EXERCISE BRIEF: Your answer should consist of the lines below that hold the word "JSON".

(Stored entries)

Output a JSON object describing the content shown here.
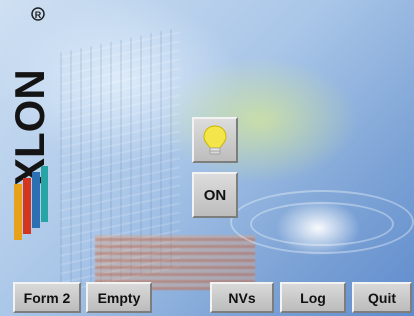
{
  "controls": {
    "light_state_label": "ON"
  },
  "toolbar": {
    "form2_label": "Form 2",
    "empty_label": "Empty",
    "nvs_label": "NVs",
    "log_label": "Log",
    "quit_label": "Quit"
  },
  "icons": {
    "lamp": "lightbulb-icon",
    "brand": "exlon-logo"
  },
  "colors": {
    "bulb": "#f4e64a",
    "button_face": "#c8c8c8"
  }
}
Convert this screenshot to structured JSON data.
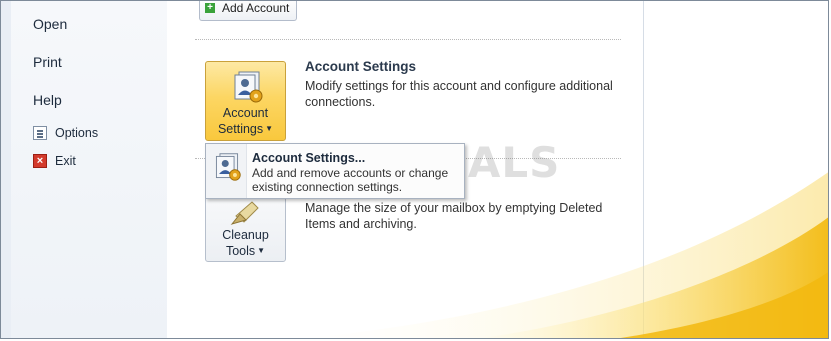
{
  "nav": {
    "open": "Open",
    "print": "Print",
    "help": "Help",
    "options": "Options",
    "exit": "Exit"
  },
  "toolbar": {
    "add_account": "Add Account"
  },
  "account_settings": {
    "button_line1": "Account",
    "button_line2": "Settings",
    "title": "Account Settings",
    "description": "Modify settings for this account and configure additional connections."
  },
  "dropdown": {
    "item_title": "Account Settings...",
    "item_desc": "Add and remove accounts or change existing connection settings."
  },
  "cleanup": {
    "button_line1": "Cleanup",
    "button_line2": "Tools",
    "description": "Manage the size of your mailbox by emptying Deleted Items and archiving."
  },
  "watermark": "APPUALS",
  "icons": {
    "add": "plus-icon",
    "account_settings": "people-gear-icon",
    "cleanup": "broom-icon",
    "options": "document-icon",
    "exit": "close-icon"
  },
  "colors": {
    "selected_button": "#fcd663",
    "swoosh": "#f6c623"
  }
}
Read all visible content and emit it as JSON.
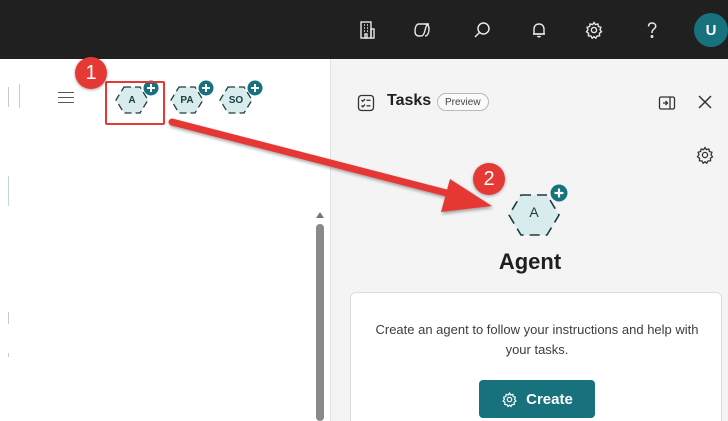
{
  "topbar": {
    "avatar_initial": "U",
    "icons": [
      "building-icon",
      "copilot-icon",
      "search-icon",
      "bell-icon",
      "gear-icon",
      "help-icon"
    ]
  },
  "agents": [
    {
      "label": "A"
    },
    {
      "label": "PA"
    },
    {
      "label": "SO"
    }
  ],
  "annotations": {
    "step1": "1",
    "step2": "2",
    "highlight_color": "#e53935"
  },
  "tasks_panel": {
    "title": "Tasks",
    "preview_label": "Preview",
    "agent_initial": "A",
    "agent_title": "Agent",
    "description": "Create an agent to follow your instructions and help with your tasks.",
    "create_label": "Create"
  },
  "colors": {
    "accent": "#17727d",
    "topbar": "#202020",
    "panel": "#f4f4f4",
    "chip_fill": "#d8ecee"
  }
}
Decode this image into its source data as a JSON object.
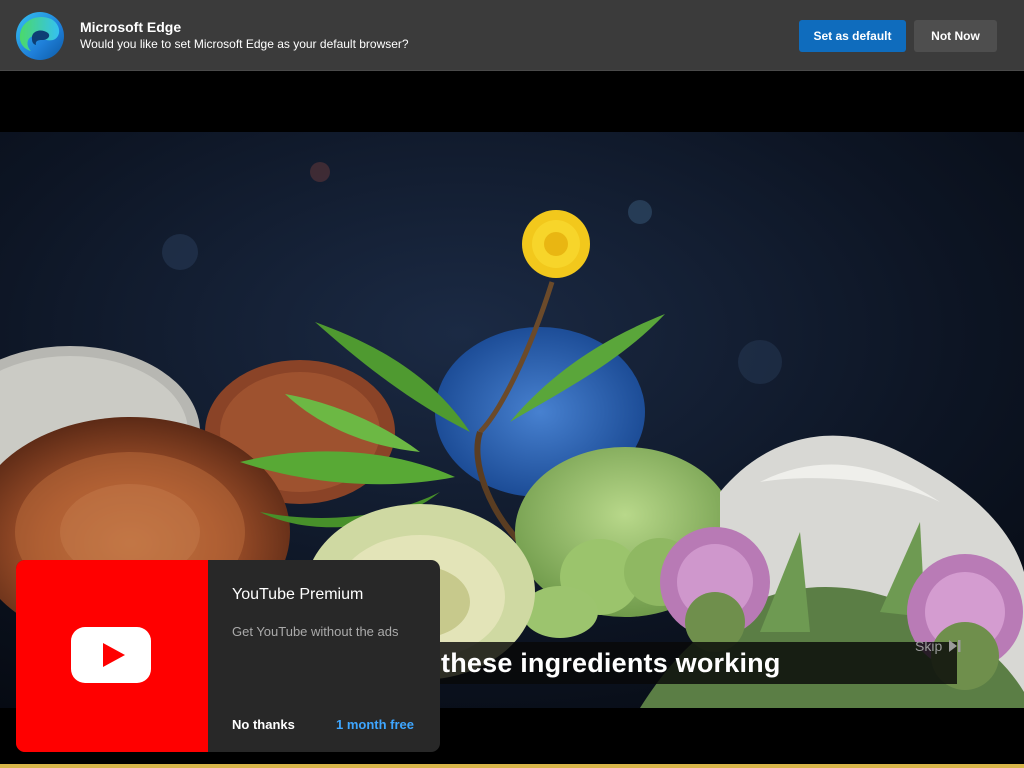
{
  "edge_prompt": {
    "title": "Microsoft Edge",
    "message": "Would you like to set Microsoft Edge as your default browser?",
    "primary_button": "Set as default",
    "secondary_button": "Not Now",
    "icon": "edge-logo-icon"
  },
  "video": {
    "caption": "these ingredients working",
    "skip_label": "Skip",
    "skip_icon": "skip-next-icon"
  },
  "premium_promo": {
    "title": "YouTube Premium",
    "subtitle": "Get YouTube without the ads",
    "decline_label": "No thanks",
    "accept_label": "1 month free",
    "icon": "youtube-play-icon",
    "accent_color": "#ff0000",
    "link_color": "#3ea6ff"
  },
  "colors": {
    "edge_bar": "#3b3b3b",
    "primary_button": "#0f6cbd",
    "secondary_button": "#4e4e4e"
  }
}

YOUR RESPONSE:
Output a JSON object describing the content shown here.
Convert this screenshot to structured JSON data.
Read all visible content and emit it as JSON.
Decode this image into its source data as a JSON object.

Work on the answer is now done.